Where a line below contains "city", count it. Reply with the total only.

━━━━━ Material for this exercise

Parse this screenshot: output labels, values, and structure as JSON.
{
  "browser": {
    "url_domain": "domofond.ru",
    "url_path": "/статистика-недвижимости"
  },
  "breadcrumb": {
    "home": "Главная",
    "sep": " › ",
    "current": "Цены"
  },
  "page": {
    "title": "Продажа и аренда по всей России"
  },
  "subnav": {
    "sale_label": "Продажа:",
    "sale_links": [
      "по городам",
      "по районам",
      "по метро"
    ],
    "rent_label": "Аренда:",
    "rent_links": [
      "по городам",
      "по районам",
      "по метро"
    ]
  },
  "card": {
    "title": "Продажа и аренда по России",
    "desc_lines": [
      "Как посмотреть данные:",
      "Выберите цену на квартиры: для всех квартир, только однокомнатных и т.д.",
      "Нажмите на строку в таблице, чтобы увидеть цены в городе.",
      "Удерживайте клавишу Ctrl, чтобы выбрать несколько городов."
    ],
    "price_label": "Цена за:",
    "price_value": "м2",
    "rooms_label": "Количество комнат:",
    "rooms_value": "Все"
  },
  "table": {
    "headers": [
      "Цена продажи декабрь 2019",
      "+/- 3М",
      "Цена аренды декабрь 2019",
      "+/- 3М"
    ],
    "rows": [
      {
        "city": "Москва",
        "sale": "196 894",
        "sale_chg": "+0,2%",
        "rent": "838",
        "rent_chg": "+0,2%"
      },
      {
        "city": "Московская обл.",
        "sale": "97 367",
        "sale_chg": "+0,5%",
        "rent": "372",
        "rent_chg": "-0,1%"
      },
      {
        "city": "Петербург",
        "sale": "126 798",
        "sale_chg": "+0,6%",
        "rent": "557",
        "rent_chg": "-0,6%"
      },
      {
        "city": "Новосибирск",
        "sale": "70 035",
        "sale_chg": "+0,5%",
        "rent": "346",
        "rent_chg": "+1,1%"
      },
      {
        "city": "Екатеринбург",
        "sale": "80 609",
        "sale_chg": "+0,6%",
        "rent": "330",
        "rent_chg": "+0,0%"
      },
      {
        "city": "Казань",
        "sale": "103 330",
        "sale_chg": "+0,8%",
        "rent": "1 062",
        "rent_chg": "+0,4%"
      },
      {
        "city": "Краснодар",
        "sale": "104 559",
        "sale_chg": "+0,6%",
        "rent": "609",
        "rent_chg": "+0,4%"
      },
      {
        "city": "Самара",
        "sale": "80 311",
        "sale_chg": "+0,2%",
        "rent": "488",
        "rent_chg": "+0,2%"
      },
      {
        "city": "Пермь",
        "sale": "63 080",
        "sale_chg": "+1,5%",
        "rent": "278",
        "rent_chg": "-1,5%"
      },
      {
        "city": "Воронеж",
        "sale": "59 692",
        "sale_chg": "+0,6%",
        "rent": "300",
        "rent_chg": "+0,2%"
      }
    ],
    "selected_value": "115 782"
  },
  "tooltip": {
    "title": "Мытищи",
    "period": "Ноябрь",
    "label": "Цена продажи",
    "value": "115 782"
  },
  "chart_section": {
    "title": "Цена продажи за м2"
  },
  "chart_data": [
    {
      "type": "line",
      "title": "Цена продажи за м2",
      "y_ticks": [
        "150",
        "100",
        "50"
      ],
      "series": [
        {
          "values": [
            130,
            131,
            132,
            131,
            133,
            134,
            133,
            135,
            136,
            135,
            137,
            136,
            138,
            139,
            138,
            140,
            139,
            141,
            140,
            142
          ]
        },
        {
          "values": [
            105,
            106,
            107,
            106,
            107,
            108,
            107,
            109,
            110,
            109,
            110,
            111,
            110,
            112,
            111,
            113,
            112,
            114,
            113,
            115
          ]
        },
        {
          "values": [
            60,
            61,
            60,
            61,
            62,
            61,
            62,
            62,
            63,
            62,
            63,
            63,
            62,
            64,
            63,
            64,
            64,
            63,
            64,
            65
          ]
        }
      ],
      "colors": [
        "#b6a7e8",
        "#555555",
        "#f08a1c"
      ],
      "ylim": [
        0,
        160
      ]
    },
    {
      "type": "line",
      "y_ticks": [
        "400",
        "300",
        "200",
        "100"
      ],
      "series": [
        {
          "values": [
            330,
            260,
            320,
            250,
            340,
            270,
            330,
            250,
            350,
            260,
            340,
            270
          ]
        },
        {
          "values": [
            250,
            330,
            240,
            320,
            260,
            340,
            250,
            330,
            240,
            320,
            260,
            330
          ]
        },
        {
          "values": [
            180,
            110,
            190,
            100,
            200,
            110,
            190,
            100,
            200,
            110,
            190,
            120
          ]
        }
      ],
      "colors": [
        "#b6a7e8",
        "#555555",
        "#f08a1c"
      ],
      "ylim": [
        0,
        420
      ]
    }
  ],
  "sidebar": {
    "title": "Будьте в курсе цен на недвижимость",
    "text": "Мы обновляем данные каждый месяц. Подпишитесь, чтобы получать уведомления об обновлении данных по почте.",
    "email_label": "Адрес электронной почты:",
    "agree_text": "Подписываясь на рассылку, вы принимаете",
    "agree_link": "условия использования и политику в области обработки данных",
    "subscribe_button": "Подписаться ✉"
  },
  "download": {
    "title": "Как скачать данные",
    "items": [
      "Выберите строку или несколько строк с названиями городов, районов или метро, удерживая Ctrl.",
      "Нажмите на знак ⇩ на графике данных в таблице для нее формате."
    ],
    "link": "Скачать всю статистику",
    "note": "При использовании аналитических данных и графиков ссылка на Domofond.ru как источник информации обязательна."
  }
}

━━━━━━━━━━

### Solution for this task
10